Task directions:
All that is asked is a faithful reproduction of the entries.

'''

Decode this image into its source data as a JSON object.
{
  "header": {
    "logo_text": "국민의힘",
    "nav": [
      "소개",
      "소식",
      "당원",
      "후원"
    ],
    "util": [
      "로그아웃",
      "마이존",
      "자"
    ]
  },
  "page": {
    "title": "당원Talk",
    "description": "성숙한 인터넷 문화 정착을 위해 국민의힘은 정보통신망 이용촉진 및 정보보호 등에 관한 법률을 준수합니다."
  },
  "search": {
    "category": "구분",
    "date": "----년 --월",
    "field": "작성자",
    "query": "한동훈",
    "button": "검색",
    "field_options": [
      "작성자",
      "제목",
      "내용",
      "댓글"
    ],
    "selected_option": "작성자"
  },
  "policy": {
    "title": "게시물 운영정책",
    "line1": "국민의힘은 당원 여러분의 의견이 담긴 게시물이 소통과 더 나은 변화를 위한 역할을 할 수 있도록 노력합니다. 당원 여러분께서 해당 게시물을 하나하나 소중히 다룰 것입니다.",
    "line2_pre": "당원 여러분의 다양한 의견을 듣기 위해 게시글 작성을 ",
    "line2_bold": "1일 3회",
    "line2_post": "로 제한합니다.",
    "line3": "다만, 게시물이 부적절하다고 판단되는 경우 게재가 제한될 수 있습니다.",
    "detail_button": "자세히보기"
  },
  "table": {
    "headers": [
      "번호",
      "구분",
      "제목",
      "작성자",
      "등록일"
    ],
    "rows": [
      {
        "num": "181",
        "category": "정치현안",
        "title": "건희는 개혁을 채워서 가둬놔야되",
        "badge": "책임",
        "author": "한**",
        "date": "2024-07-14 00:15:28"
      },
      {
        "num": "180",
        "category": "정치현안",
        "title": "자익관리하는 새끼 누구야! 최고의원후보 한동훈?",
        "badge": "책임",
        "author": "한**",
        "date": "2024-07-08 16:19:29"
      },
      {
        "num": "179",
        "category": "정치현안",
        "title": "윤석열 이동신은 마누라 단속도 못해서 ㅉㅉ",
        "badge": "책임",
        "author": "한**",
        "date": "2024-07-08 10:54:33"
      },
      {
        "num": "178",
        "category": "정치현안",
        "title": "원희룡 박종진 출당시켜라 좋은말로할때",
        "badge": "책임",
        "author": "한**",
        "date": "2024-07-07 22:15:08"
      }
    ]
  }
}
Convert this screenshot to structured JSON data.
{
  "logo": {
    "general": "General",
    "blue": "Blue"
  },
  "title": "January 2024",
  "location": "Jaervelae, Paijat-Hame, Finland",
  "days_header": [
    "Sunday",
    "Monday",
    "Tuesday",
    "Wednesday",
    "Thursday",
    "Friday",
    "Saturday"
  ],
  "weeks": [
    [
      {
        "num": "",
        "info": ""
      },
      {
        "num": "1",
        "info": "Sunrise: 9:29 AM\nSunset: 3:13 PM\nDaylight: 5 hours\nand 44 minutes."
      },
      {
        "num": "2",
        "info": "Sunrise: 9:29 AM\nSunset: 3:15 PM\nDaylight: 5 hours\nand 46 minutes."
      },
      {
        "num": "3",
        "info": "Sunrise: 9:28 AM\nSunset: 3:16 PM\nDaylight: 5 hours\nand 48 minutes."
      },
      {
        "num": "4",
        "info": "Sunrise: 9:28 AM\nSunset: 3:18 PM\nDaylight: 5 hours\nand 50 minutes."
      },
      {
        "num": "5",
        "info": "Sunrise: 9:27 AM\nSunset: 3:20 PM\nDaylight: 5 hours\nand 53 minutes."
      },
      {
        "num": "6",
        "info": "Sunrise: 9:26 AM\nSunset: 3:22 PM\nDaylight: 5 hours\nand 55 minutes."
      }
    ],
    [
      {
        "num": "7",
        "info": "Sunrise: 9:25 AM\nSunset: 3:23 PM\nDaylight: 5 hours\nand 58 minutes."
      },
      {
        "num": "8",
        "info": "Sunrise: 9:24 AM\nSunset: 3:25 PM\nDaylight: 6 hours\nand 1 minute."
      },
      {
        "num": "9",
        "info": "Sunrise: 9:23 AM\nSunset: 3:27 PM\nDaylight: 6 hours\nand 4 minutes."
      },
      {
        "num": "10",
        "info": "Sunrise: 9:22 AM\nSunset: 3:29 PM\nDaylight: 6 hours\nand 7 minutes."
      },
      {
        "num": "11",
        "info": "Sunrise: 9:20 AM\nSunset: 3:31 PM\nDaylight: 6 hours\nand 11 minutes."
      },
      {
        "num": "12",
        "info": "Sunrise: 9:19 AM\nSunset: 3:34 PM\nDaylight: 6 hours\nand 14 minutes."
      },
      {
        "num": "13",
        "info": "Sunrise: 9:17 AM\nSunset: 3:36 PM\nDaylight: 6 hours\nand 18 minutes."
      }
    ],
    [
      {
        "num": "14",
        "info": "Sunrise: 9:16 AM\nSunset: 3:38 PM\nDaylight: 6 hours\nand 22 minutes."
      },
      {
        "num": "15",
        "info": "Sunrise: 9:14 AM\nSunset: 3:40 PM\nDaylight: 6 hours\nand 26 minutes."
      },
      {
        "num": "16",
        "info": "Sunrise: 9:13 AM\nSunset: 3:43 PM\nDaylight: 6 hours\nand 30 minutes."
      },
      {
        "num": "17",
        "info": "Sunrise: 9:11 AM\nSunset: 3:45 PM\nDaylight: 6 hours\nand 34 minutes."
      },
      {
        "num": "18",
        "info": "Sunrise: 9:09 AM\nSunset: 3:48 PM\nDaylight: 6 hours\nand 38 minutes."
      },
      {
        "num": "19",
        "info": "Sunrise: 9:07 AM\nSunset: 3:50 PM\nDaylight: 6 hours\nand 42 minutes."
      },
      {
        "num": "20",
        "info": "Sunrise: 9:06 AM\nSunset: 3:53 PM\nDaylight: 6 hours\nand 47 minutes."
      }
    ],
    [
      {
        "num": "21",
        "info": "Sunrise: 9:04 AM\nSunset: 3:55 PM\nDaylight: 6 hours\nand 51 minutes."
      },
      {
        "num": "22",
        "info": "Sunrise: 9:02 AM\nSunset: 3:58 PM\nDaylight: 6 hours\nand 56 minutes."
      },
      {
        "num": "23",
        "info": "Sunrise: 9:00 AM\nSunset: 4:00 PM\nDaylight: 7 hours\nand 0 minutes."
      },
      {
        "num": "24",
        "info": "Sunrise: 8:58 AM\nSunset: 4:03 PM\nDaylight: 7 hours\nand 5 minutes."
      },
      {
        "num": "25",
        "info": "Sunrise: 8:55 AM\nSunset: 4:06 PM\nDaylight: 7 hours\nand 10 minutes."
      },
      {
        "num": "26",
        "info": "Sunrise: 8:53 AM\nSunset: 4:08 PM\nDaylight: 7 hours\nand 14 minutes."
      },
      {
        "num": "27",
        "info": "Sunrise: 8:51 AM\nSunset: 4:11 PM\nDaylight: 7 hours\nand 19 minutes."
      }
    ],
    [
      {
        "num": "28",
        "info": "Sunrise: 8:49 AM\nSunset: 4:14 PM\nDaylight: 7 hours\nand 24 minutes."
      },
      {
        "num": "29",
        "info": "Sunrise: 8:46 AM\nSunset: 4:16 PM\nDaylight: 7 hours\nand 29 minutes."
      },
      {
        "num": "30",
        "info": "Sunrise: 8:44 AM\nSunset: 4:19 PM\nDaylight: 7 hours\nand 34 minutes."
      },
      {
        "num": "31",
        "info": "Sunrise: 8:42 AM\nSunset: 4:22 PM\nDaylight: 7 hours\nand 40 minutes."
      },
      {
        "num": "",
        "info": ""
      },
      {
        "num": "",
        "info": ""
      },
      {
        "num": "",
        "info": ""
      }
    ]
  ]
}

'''

Response box:
Decode this image into its source data as a JSON object.
{
  "header": {
    "logo_text": "국민의힘",
    "nav": [
      "소개",
      "소식",
      "당원",
      "후원"
    ],
    "util": [
      "로그아웃",
      "마이존",
      "자"
    ]
  },
  "page": {
    "title": "당원Talk",
    "description": "성숙한 인터넷 문화 정착을 위해 국민의힘은 정보통신망 이용촉진 및 정보보호 등에 관한 법률을 준수합니다."
  },
  "search": {
    "category": "구분",
    "date": "----년 --월",
    "field": "작성자",
    "query": "한동훈",
    "button": "검색",
    "field_options": [
      "작성자",
      "제목",
      "내용",
      "댓글"
    ],
    "selected_option": "작성자"
  },
  "policy": {
    "title": "게시물 운영정책",
    "line1": "국민의힘은 당원 여러분의 의견이 담긴 게시물이 소통과 더 나은 변화를 위한 역할을 할 수 있도록 노력합니다. 당원 여러분께서 해당 게시물을 하나하나 소중히 다룰 것입니다.",
    "line2_pre": "당원 여러분의 다양한 의견을 듣기 위해 게시글 작성을 ",
    "line2_bold": "1일 3회",
    "line2_post": "로 제한합니다.",
    "line3": "다만, 게시물이 부적절하다고 판단되는 경우 게재가 제한될 수 있습니다.",
    "detail_button": "자세히보기"
  },
  "table": {
    "headers": [
      "번호",
      "구분",
      "제목",
      "작성자",
      "등록일"
    ],
    "rows": [
      {
        "num": "181",
        "category": "정치현안",
        "title": "건희는 개혁을 채워서 가둬놔야되",
        "badge": "책임",
        "author": "한**",
        "date": "2024-07-14 00:15:28"
      },
      {
        "num": "180",
        "category": "정치현안",
        "title": "자익관리하는 새끼 누구야! 최고의원후보 한동훈?",
        "badge": "책임",
        "author": "한**",
        "date": "2024-07-08 16:19:29"
      },
      {
        "num": "179",
        "category": "정치현안",
        "title": "윤석열 이동신은 마누라 단속도 못해서 ㅉㅉ",
        "badge": "책임",
        "author": "한**",
        "date": "2024-07-08 10:54:33"
      },
      {
        "num": "178",
        "category": "정치현안",
        "title": "원희룡 박종진 출당시켜라 좋은말로할때",
        "badge": "책임",
        "author": "한**",
        "date": "2024-07-07 22:15:08"
      }
    ]
  }
}
Convert this screenshot to structured JSON data.
{
  "logo": {
    "general": "General",
    "blue": "Blue"
  },
  "title": "January 2024",
  "location": "Jaervelae, Paijat-Hame, Finland",
  "days_header": [
    "Sunday",
    "Monday",
    "Tuesday",
    "Wednesday",
    "Thursday",
    "Friday",
    "Saturday"
  ],
  "weeks": [
    [
      {
        "num": "",
        "info": ""
      },
      {
        "num": "1",
        "info": "Sunrise: 9:29 AM\nSunset: 3:13 PM\nDaylight: 5 hours\nand 44 minutes."
      },
      {
        "num": "2",
        "info": "Sunrise: 9:29 AM\nSunset: 3:15 PM\nDaylight: 5 hours\nand 46 minutes."
      },
      {
        "num": "3",
        "info": "Sunrise: 9:28 AM\nSunset: 3:16 PM\nDaylight: 5 hours\nand 48 minutes."
      },
      {
        "num": "4",
        "info": "Sunrise: 9:28 AM\nSunset: 3:18 PM\nDaylight: 5 hours\nand 50 minutes."
      },
      {
        "num": "5",
        "info": "Sunrise: 9:27 AM\nSunset: 3:20 PM\nDaylight: 5 hours\nand 53 minutes."
      },
      {
        "num": "6",
        "info": "Sunrise: 9:26 AM\nSunset: 3:22 PM\nDaylight: 5 hours\nand 55 minutes."
      }
    ],
    [
      {
        "num": "7",
        "info": "Sunrise: 9:25 AM\nSunset: 3:23 PM\nDaylight: 5 hours\nand 58 minutes."
      },
      {
        "num": "8",
        "info": "Sunrise: 9:24 AM\nSunset: 3:25 PM\nDaylight: 6 hours\nand 1 minute."
      },
      {
        "num": "9",
        "info": "Sunrise: 9:23 AM\nSunset: 3:27 PM\nDaylight: 6 hours\nand 4 minutes."
      },
      {
        "num": "10",
        "info": "Sunrise: 9:22 AM\nSunset: 3:29 PM\nDaylight: 6 hours\nand 7 minutes."
      },
      {
        "num": "11",
        "info": "Sunrise: 9:20 AM\nSunset: 3:31 PM\nDaylight: 6 hours\nand 11 minutes."
      },
      {
        "num": "12",
        "info": "Sunrise: 9:19 AM\nSunset: 3:34 PM\nDaylight: 6 hours\nand 14 minutes."
      },
      {
        "num": "13",
        "info": "Sunrise: 9:17 AM\nSunset: 3:36 PM\nDaylight: 6 hours\nand 18 minutes."
      }
    ],
    [
      {
        "num": "14",
        "info": "Sunrise: 9:16 AM\nSunset: 3:38 PM\nDaylight: 6 hours\nand 22 minutes."
      },
      {
        "num": "15",
        "info": "Sunrise: 9:14 AM\nSunset: 3:40 PM\nDaylight: 6 hours\nand 26 minutes."
      },
      {
        "num": "16",
        "info": "Sunrise: 9:13 AM\nSunset: 3:43 PM\nDaylight: 6 hours\nand 30 minutes."
      },
      {
        "num": "17",
        "info": "Sunrise: 9:11 AM\nSunset: 3:45 PM\nDaylight: 6 hours\nand 34 minutes."
      },
      {
        "num": "18",
        "info": "Sunrise: 9:09 AM\nSunset: 3:48 PM\nDaylight: 6 hours\nand 38 minutes."
      },
      {
        "num": "19",
        "info": "Sunrise: 9:07 AM\nSunset: 3:50 PM\nDaylight: 6 hours\nand 42 minutes."
      },
      {
        "num": "20",
        "info": "Sunrise: 9:06 AM\nSunset: 3:53 PM\nDaylight: 6 hours\nand 47 minutes."
      }
    ],
    [
      {
        "num": "21",
        "info": "Sunrise: 9:04 AM\nSunset: 3:55 PM\nDaylight: 6 hours\nand 51 minutes."
      },
      {
        "num": "22",
        "info": "Sunrise: 9:02 AM\nSunset: 3:58 PM\nDaylight: 6 hours\nand 56 minutes."
      },
      {
        "num": "23",
        "info": "Sunrise: 9:00 AM\nSunset: 4:00 PM\nDaylight: 7 hours\nand 0 minutes."
      },
      {
        "num": "24",
        "info": "Sunrise: 8:58 AM\nSunset: 4:03 PM\nDaylight: 7 hours\nand 5 minutes."
      },
      {
        "num": "25",
        "info": "Sunrise: 8:55 AM\nSunset: 4:06 PM\nDaylight: 7 hours\nand 10 minutes."
      },
      {
        "num": "26",
        "info": "Sunrise: 8:53 AM\nSunset: 4:08 PM\nDaylight: 7 hours\nand 14 minutes."
      },
      {
        "num": "27",
        "info": "Sunrise: 8:51 AM\nSunset: 4:11 PM\nDaylight: 7 hours\nand 19 minutes."
      }
    ],
    [
      {
        "num": "28",
        "info": "Sunrise: 8:49 AM\nSunset: 4:14 PM\nDaylight: 7 hours\nand 24 minutes."
      },
      {
        "num": "29",
        "info": "Sunrise: 8:46 AM\nSunset: 4:16 PM\nDaylight: 7 hours\nand 29 minutes."
      },
      {
        "num": "30",
        "info": "Sunrise: 8:44 AM\nSunset: 4:19 PM\nDaylight: 7 hours\nand 34 minutes."
      },
      {
        "num": "31",
        "info": "Sunrise: 8:42 AM\nSunset: 4:22 PM\nDaylight: 7 hours\nand 40 minutes."
      },
      {
        "num": "",
        "info": ""
      },
      {
        "num": "",
        "info": ""
      },
      {
        "num": "",
        "info": ""
      }
    ]
  ]
}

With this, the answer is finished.